In March 1960, nearly 50 students participated in a sit-in demonstration at Woolworth’s lunch counter in downtown Little Rock. Store managers closed the lunch counter and five Philander Smith College students were arrested after refusing to leave. They were charged with loitering and with “creating a disturbance in a public place.” Chief of Police Eugene Smith reported that all five were “sitting there with their backs to the counter” reading books and magazines. 

George Howard, Jr., an attorney for the five students argued in court that the arrests were a violation of the 14th Amendment to the United States Constitution. He said that criminal laws should not be used to help private business owners deprive customers of equal treatment. 


September 1997  

In 1997, President Bill Clinton attended a candlelight vigil at Philander Smith College in observance of the 40th anniversary of the Central High desegregation crisis. In his speech, he stated, 

“...Parents and family members who were threatened with the loss of their jobs, neigh­bors who gave them everything from money to food to transportation and, of course, the faculty here at Philander Smith, who volun­teered to tutor them, [gave] an extraordinary gift. And I would say to all of you who were involved in that, they all turned out pretty well, and I thank you for that.” 


What Is An HBCU? 

Historically Black Colleges and Universities (HBCUs) are postsecondary institutions that were originally founded for the purpose of providing educational opportunities for African Americans before and after the Civil War. 

Today, there are over 100 HBCUs, located in 20 states, the District of Columbia, and the Virgin Islands. They include accredited two- and four-year as well as graduate and professional institutions. 


Philander Smith Today

Philander Smith College was established in Little Rock in 1877 to provide educational opportunities for former slaves following the Civil War. The college was opened under the supervision of the Freedmen’s Aid Society of The Methodist Episcopal Church, and it was named Walden Seminary.  In 1882, Adeline Smith, widow of Philander Smith-an Illinois philanthropist-donated $10,500 to Walden Seminary. The school’s trustees renamed the institution Philander Smith College in recognition of this gift.
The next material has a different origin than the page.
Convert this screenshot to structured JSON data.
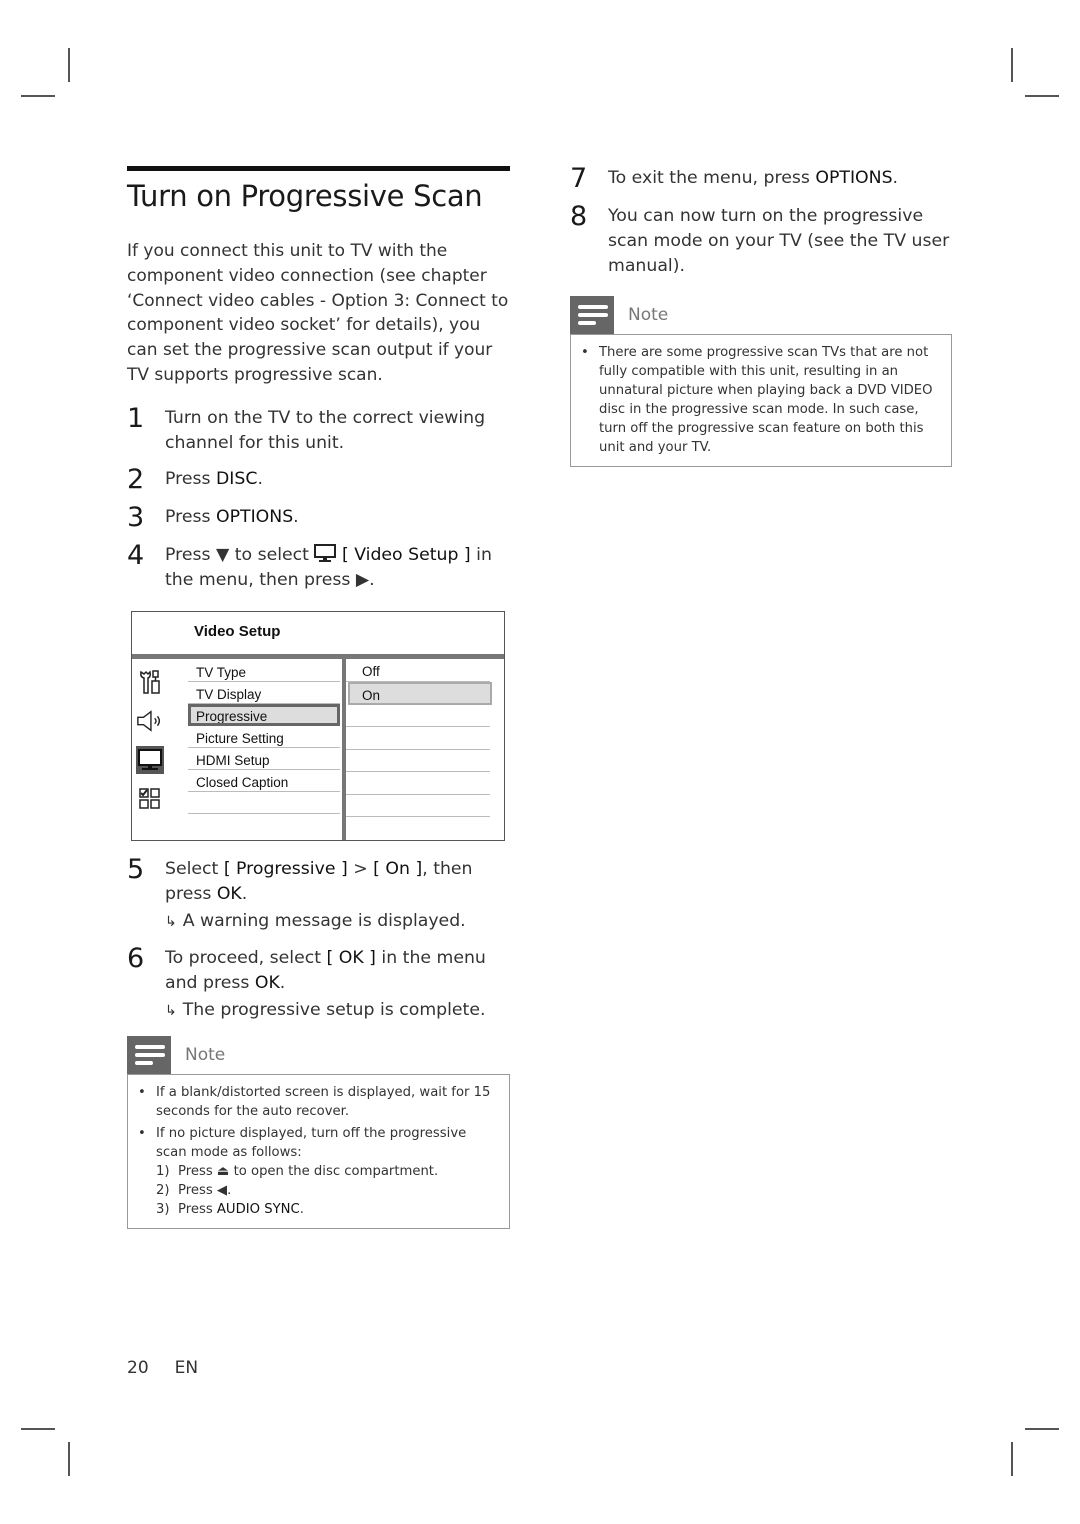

Philander Smith College awarded its first baccalaureate degree in 1888 and became accredited by the North Central Association of Colleges and Schools in 1949. 

Today, Philander Smith College is one of four historically black colleges and universities in Arkansas and is affiliated with the United Methodist Church and the United Negro College Fund.  The college places special emphasis upon the importance of service among its faculty and students and encourages their participation in the greater Little Rock community.  Among its illustrious alumni, Philander Smith College includes Dr. Joycelyn Elders, former U.S. Surgeon General, Charles Adams, an inventor who developed the U.S. Postal Service sorting machine, and Huburt “Geese” Ausbie, former Harlem Globetrotter. 

A project through the Historically Black Colleges and Universities (HBCU) Grant Program, which helps preserve the historic structures on HBCU campuses, funded restoration and renovation work on the James Monroe Cox Administration Building at Philander Smith College in 2018. 

Little Rock Central High School National Historic Site

Last updated: May 5, 2021